Written By: - Date published: 10:56 pm, November 29th, 2018 - 327 comments
Categories: Abuse of power, Deep stuff, discrimination, equality, gender, health, human rights, you couldn't make this shit up - Tags: gender, TERF, trans rights
On Wednesday, Herald columnist Rachel Stewart wrote a disingenuous and deliberately provocative piece about her distaste for trans people. It was dressed up, in part, as supposedly sensible outrage at the thought that trans women (or ‘men’ as Rachel prefers to call them) might use the changing rooms and toilets that they feel most comfortable in, thereby potentially scarring her six year old niece for life.
Yes, I swooned, too. The horror, the horror!
Louisa Wall, the Labour MP and sponsor of the legislation that bought marriage equality to NZ has written a spirited and sensible riposte.
The MP points out that Rachel Stewart’s propaganda mirrors Donald Trump’s moves in the States to narrowly define sex as determined at or by birth and based on the gender a person is born into. It’s a conservative and privileged point of view.
Wall makes the point that Stewart and anti-trans groups like Speak Up For Women are regressive:
“The result of Civil rights protections for transgender will be lost along with recognition of gender identity.
While that is ultimately what Speak Up For Women and Rachel Stewart want here in New Zealand, I despair that as we make steps toward greater trans visibility, campaigns like these undermine the work done and give messages to our trans whanau that will have detrimental consequences for our trans community, and particularly trans youth.
All as a result of a small but vocal group that considers themselves more important than a group that is the most oppressed, marginalised and dehumanised, suffers some of the highest levels of sexual and physical violence and (whose) youth are five times more likely to attempt suicide.”
That’s not an exaggeration.
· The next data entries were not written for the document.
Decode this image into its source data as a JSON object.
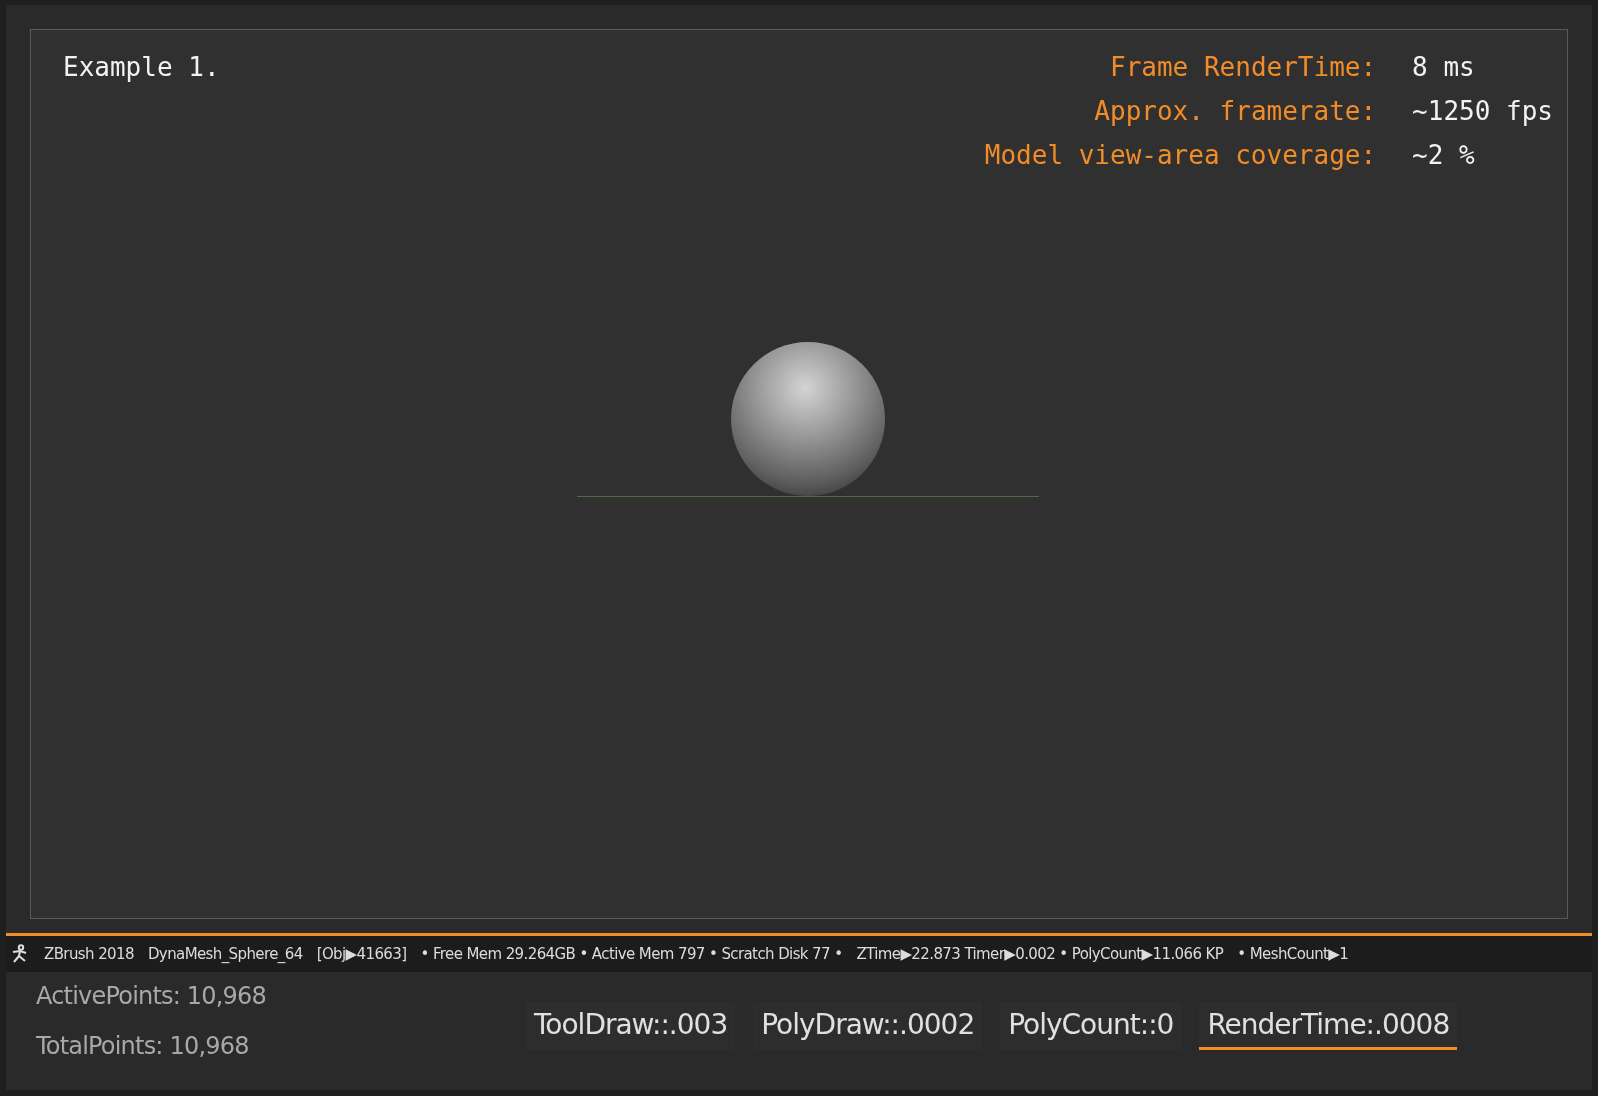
{
  "viewport": {
    "title": "Example 1.",
    "stats": [
      {
        "label": "Frame RenderTime:",
        "value": "8 ms"
      },
      {
        "label": "Approx. framerate:",
        "value": "~1250 fps"
      },
      {
        "label": "Model view-area coverage:",
        "value": "~2 %"
      }
    ]
  },
  "status_bar": {
    "items": [
      "ZBrush 2018",
      "DynaMesh_Sphere_64",
      "[Obj▶41663]",
      "• Free Mem 29.264GB • Active Mem 797 • Scratch Disk 77 •",
      "ZTime▶22.873 Timer▶0.002 • PolyCount▶11.066 KP",
      "• MeshCount▶1"
    ]
  },
  "points": [
    "ActivePoints: 10,968",
    "TotalPoints: 10,968"
  ],
  "metrics": [
    {
      "label": "ToolDraw::.003",
      "selected": false
    },
    {
      "label": "PolyDraw::.0002",
      "selected": false
    },
    {
      "label": "PolyCount::0",
      "selected": false
    },
    {
      "label": "RenderTime:.0008",
      "selected": true
    }
  ]
}
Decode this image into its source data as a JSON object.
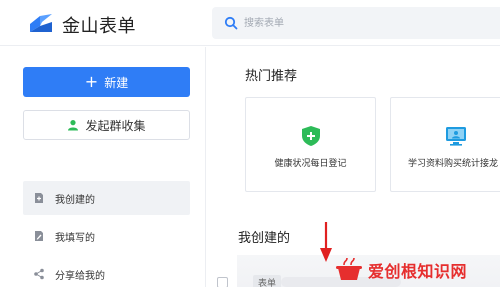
{
  "app": {
    "title": "金山表单"
  },
  "search": {
    "placeholder": "搜索表单"
  },
  "sidebar": {
    "new_label": "新建",
    "group_label": "发起群收集",
    "items": [
      {
        "label": "我创建的",
        "icon": "doc-plus-icon",
        "active": true
      },
      {
        "label": "我填写的",
        "icon": "edit-icon",
        "active": false
      },
      {
        "label": "分享给我的",
        "icon": "share-icon",
        "active": false
      }
    ]
  },
  "main": {
    "hot_title": "热门推荐",
    "cards": [
      {
        "label": "健康状况每日登记",
        "icon": "shield-plus-icon"
      },
      {
        "label": "学习资料购买统计接龙",
        "icon": "monitor-icon"
      }
    ],
    "mine_title": "我创建的",
    "row_tag": "表单"
  },
  "watermark": {
    "text": "爱创根知识网"
  },
  "colors": {
    "accent": "#2f7df6",
    "shield": "#2dbb58",
    "monitor": "#1e9be0",
    "arrow": "#e02020"
  }
}
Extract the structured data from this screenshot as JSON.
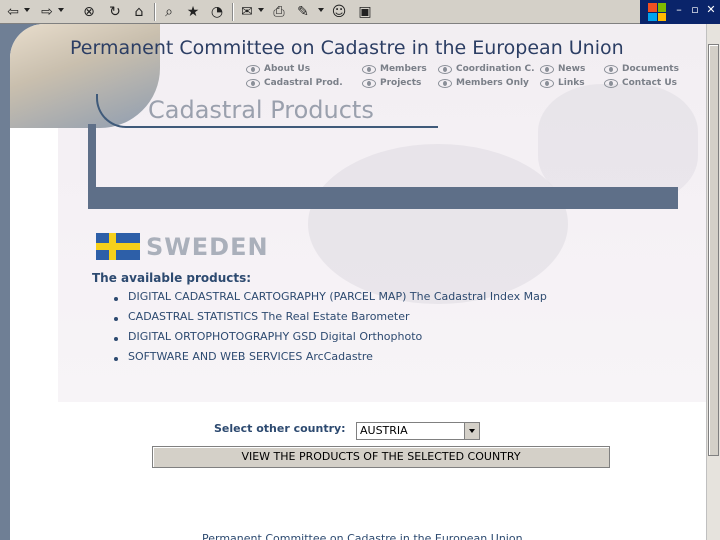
{
  "window": {
    "minimize": "–",
    "restore": "▫",
    "close": "✕"
  },
  "toolbar": {
    "icons": [
      "back-arrow-icon",
      "forward-arrow-icon",
      "stop-icon",
      "refresh-icon",
      "home-icon",
      "search-icon",
      "favorites-icon",
      "history-icon",
      "mail-icon",
      "print-icon",
      "edit-icon",
      "messenger-icon",
      "discuss-icon"
    ]
  },
  "site": {
    "title": "Permanent Committee on Cadastre in the European Union",
    "nav": [
      {
        "label": "About Us"
      },
      {
        "label": "Cadastral Prod."
      },
      {
        "label": "Members"
      },
      {
        "label": "Projects"
      },
      {
        "label": "Coordination C."
      },
      {
        "label": "Members Only"
      },
      {
        "label": "News"
      },
      {
        "label": "Links"
      },
      {
        "label": "Documents"
      },
      {
        "label": "Contact Us"
      }
    ]
  },
  "section": {
    "title": "Cadastral Products"
  },
  "country": {
    "name": "SWEDEN",
    "flag_colors": {
      "blue": "#2d5fa8",
      "yellow": "#f6d01a"
    },
    "available_label": "The available products:",
    "products": [
      "DIGITAL CADASTRAL CARTOGRAPHY (PARCEL MAP) The Cadastral Index Map",
      "CADASTRAL STATISTICS The Real Estate Barometer",
      "DIGITAL ORTOPHOTOGRAPHY GSD Digital Orthophoto",
      "SOFTWARE AND WEB SERVICES ArcCadastre"
    ]
  },
  "selector": {
    "label": "Select other country:",
    "selected": "AUSTRIA",
    "button": "VIEW THE PRODUCTS OF THE SELECTED COUNTRY"
  },
  "footer": {
    "text": "Permanent Committee on Cadastre in the European Union"
  },
  "colors": {
    "accent": "#2d4a70",
    "slate": "#5e6f88",
    "muted": "#9aa0ad"
  }
}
I can’t think of any identifiable group in NZ who are doing it tougher. And it must be extraordinarily painful to have someone who could and should be an ally put the boot in.
But that’s what Rachel Stewart has done.
One of the weird things about the overwhelmingly negative reaction to Stewart’s bigotry is her failure to accept even a jot of criticism. On the twitter, she’s turned into a passive aggressive snowflake, blocking anyone who has tried to reason with her.
I guess I’m next, if she reads the Standard. And that would be a shame, because I have a ton of respect for the work Stewart has done poking the lazy and self important in the farming industry over their polluting ways.
However, Rachel Stewart has got this badly wrong.
In an interview a few years back, she said this:
“I just lose it when it comes to people being cruel to animals, or just cruel actually”
Well, who’s being cruel now?
Oh, and from that same article, here’s an equally ironic quote about the time she worked for NZ Rail:
“When they tried to post her to Wellington because they didn’t know how to manage a woman driver in a regional depot, and because they’d have to build her a toilet, she rang up the Human Rights Commission, who advised her on the best way to tell them to get knotted. She won, and stayed in Whanganui, where they built her a toilet, even though she said she was happy to use the blokes’ one.”
Good thing her six year old nephew wasn’t around to see that ae?
The horror, the horror.
I had a brief twitter conversation with Rachel Stewart this morning. She denied that she intended blocking me. I offered her a right of reply to the post because she had complained that the post was full of misquotes and lies. It’s not, but I thought it was fair to let her put her point of view. She replied with some low level abuse.
I replied, chiding her for ‘liking’ a racist attack on me by Denny Paoa. She replied, further endorsing Denny’s tweet and used another racist slur “Uncle Tom”. Then Rachel, as is her way, blocked me.
My feeling is that she blocked me not because of the post but because she realised she’d made a serious mistake resorting to racist abuse.
If that isn’t the case, the offer of a right of reply remains. But I really do think Rachel Stewart needs to explain why she thinks racist abuse is acceptable in 2018.